Work instructions: Please count how many lines in the entries below contain "icon" and reply with the figure alone.

Entries from a dataset of interfaces:
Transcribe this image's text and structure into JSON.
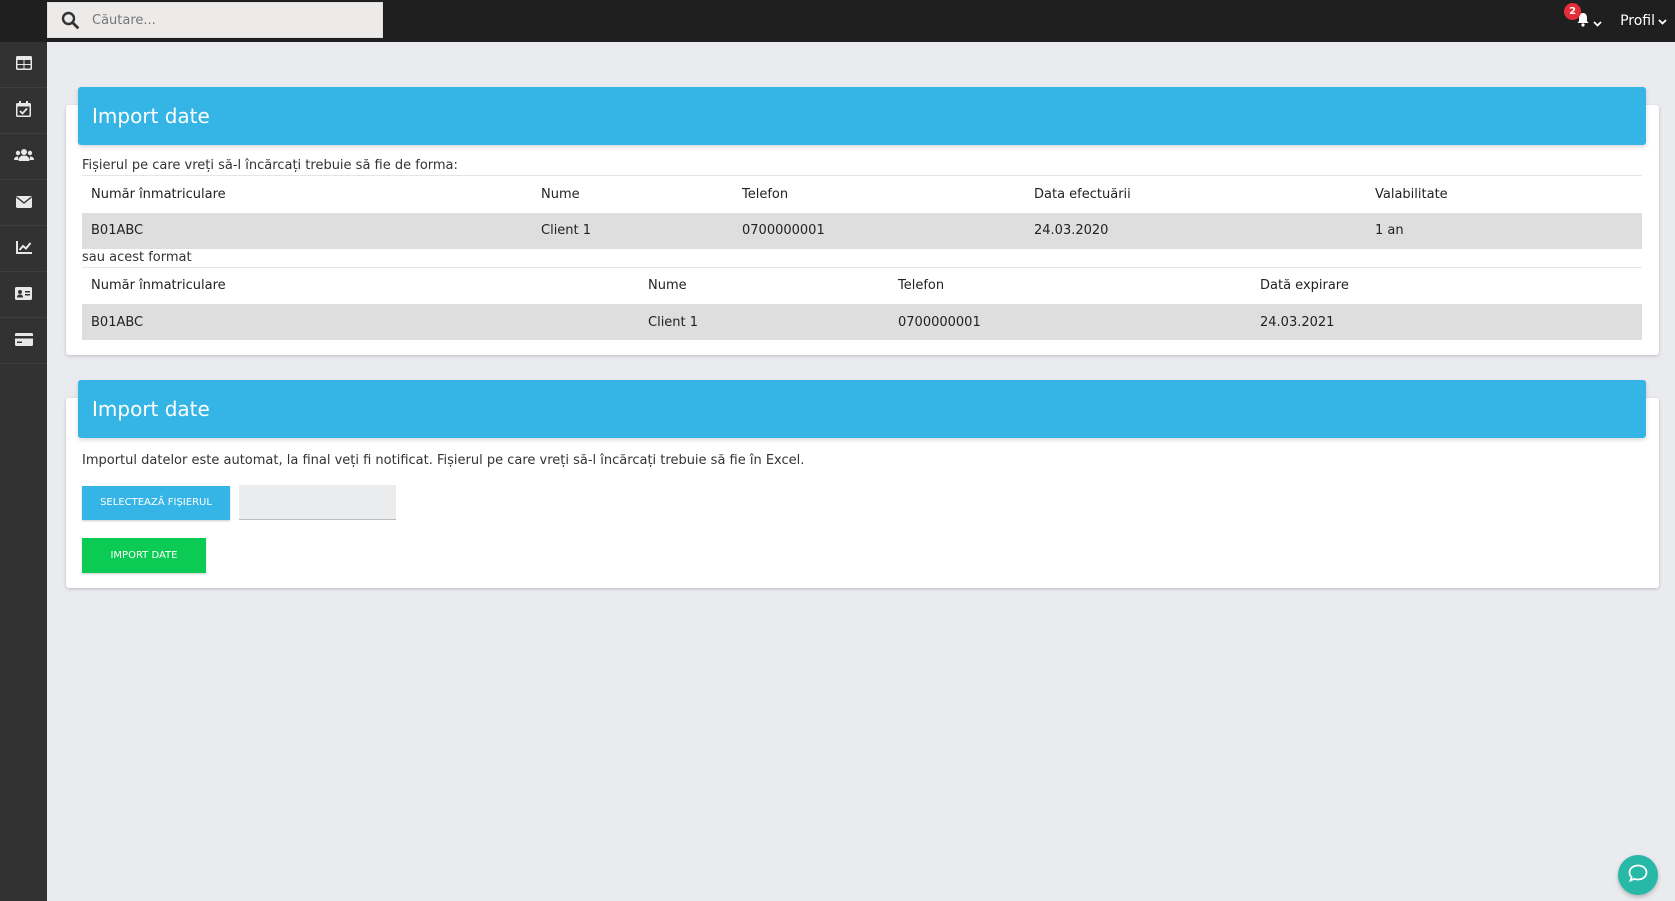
{
  "search": {
    "placeholder": "Căutare..."
  },
  "header": {
    "notification_count": "2",
    "profile_label": "Profil"
  },
  "sidebar": {
    "items": [
      {
        "icon": "table-icon"
      },
      {
        "icon": "calendar-check-icon"
      },
      {
        "icon": "users-icon"
      },
      {
        "icon": "envelope-icon"
      },
      {
        "icon": "chart-line-icon"
      },
      {
        "icon": "id-card-icon"
      },
      {
        "icon": "credit-card-icon"
      }
    ]
  },
  "card1": {
    "title": "Import date",
    "intro": "Fișierul pe care vreți să-l încărcați trebuie să fie de forma:",
    "table1": {
      "headers": [
        "Număr înmatriculare",
        "Nume",
        "Telefon",
        "Data efectuării",
        "Valabilitate"
      ],
      "row": [
        "B01ABC",
        "Client 1",
        "0700000001",
        "24.03.2020",
        "1 an"
      ]
    },
    "or_text": "sau acest format",
    "table2": {
      "headers": [
        "Număr înmatriculare",
        "Nume",
        "Telefon",
        "Dată expirare"
      ],
      "row": [
        "B01ABC",
        "Client 1",
        "0700000001",
        "24.03.2021"
      ]
    }
  },
  "card2": {
    "title": "Import date",
    "intro": "Importul datelor este automat, la final veți fi notificat. Fișierul pe care vreți să-l încărcați trebuie să fie în Excel.",
    "select_label": "Selectează fișierul",
    "import_label": "Import date"
  },
  "colors": {
    "accent": "#34b5e6",
    "success": "#0ccb54",
    "badge": "#e52d3a",
    "chat": "#27b8a8"
  }
}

Output of the exercise: 7